Are You Ready to Buy a Home?
First – do you have the financial resources? You should have a minimum of five % (preferably 10%) of the purchase price of a home for the down payment;  ideally even more. Are there other priorities in your life e.g. starting a new business, which require your savings? If not, buying a home should be on your radar.

Second – do you expect to stay in your new home for some time? Moving can be expensive and you will want to build some equity before having to relocate. Your job and home life should be stable.

What Can You Afford?
If you haven’t already gone through the mortgage pre-qualification process, you will need to meet with a lender or mortgage broker. They will establish how much of a mortgage you will qualify for. Mortgage rates vary considerably and it is paramount that you shop around for the best rate, terms and options.

Your financial advisor’s mortgage calculator will help you determine what monthly payment and debt you can manage. Note: if you are buying a condo, the amount of your monthly maintenance fee has a direct impact on how much you can afford to spend on servicing your mortgage.

First time home buyers may want to take advantage of the federal government’s Home Buyers’ Plan. Under this plan, you may use up to $20,000 of your RRSP towards the purchase of a home. The money is tax-free as long as you pay it back in the next 15 years. Ask your RE/MAX Sales Associate/mortgage advisor for details.

Good Questions When Assessing Home Features
Do you need several bedrooms, more than one bathroom, a home office, a two-car garage?
Do you want air conditioning, storage or hobby space, a fireplace, a swimming pool? Do you have family members with special needs?
Do you plan to have children? Downtown or suburbs? Close to recreation or work.
Do you need a substantial backyard?
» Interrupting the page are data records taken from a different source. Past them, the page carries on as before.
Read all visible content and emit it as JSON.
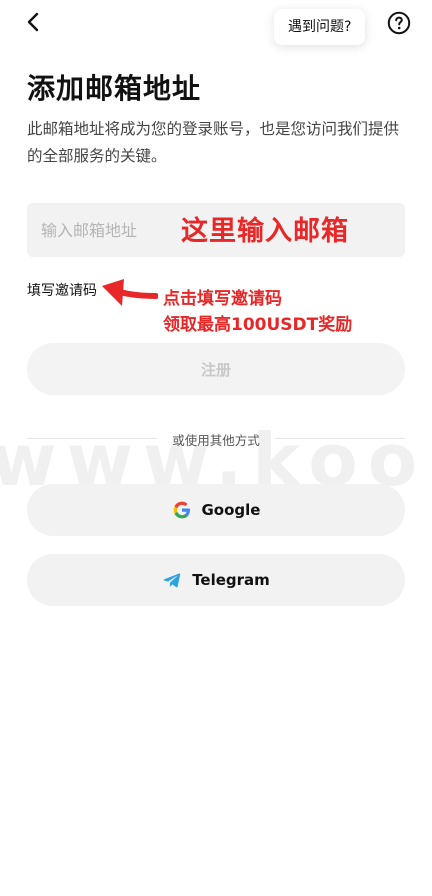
{
  "header": {
    "help_text": "遇到问题?"
  },
  "title": "添加邮箱地址",
  "subtitle": "此邮箱地址将成为您的登录账号，也是您访问我们提供的全部服务的关键。",
  "email": {
    "placeholder": "输入邮箱地址",
    "value": ""
  },
  "referral_link": "填写邀请码",
  "register_label": "注册",
  "divider_text": "或使用其他方式",
  "social": {
    "google_label": "Google",
    "telegram_label": "Telegram"
  },
  "annotations": {
    "email_hint": "这里输入邮箱",
    "referral_hint_line1": "点击填写邀请码",
    "referral_hint_line2": "领取最高100USDT奖励",
    "color": "#e82828"
  },
  "watermark": "www.koopuu.co",
  "icons": [
    "back-arrow-icon",
    "help-icon",
    "google-icon",
    "telegram-icon",
    "annotation-arrow"
  ],
  "colors": {
    "input_bg": "#f2f2f2",
    "button_disabled_text": "#c8c8c8",
    "telegram": "#2aa3e0"
  }
}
Pets?   Is there adequate storage space?
Will any remodeling be required to make the home move-in ready for you?
What service providers (cable, Internet, telephone, Satelite) are available in the area, and is the house wired for these? How good is the cell phone reception?
How much are the yearly property taxes?
How much will utilities cost each month? Does the house have a gas or electric furnace, water heater, and appliances? How old are the major appliances, and which are included?
Have there been any major repairs to the house, and if so, when were they completed? For example, how old is the roof? Has water ever damaged the basement or foundation?
Any previous problems with insects, such as termites and spiders, or rodents?
Older homes need to be carefully examined – Windows may need caulking or new sashes, bathroom tiles may need grouting, home may need rewiring (planning on a hot tub or sauna?), a new hot water heater, or a new furnace.
How far will you be commuting and what is the traffic like? Factor in your cost of fuel.
Where will your children attend school and how will they commute?
Are there recreational facilities and parks close by? Are you close to family and friends?
Is safety or high crime an issue?
Is the property close to an obstacle or negative influence? (eg.an apartment building, shopping centre, school, radio tower, power lines, LRT or railroad track, highway, airport or commercial project).
Access to schools, work, recreation, shopping centres, public transportation, cultural attractions, libraries, churches and hospitals
Adjacent undeveloped land – what is proposed for this or other green space?
Heavy traffic can be a noise nuisance and hazard for children
Distance from the unit to amenities, parking, walkways, cycle paths, roads, public transit
Does the neighborhood reflect positively on the value of the condo and your lifestyle choice?
Does this neighborhood, for any reason, have a poor reputation?
Is the future economic climate for the area good? Are businesses moving in?  Significant municipal/government investment?
Are people moving in or out of the neighborhood? What is their average ages, income level, family size?
Are there plans for this neighborhood that you may be unaware of (i.e. a future highway, a commercial development or a new housing development) that may provide resale competition?

A good tip!  Visit at various times (day/weekends) to check traffic, noise levels and activity.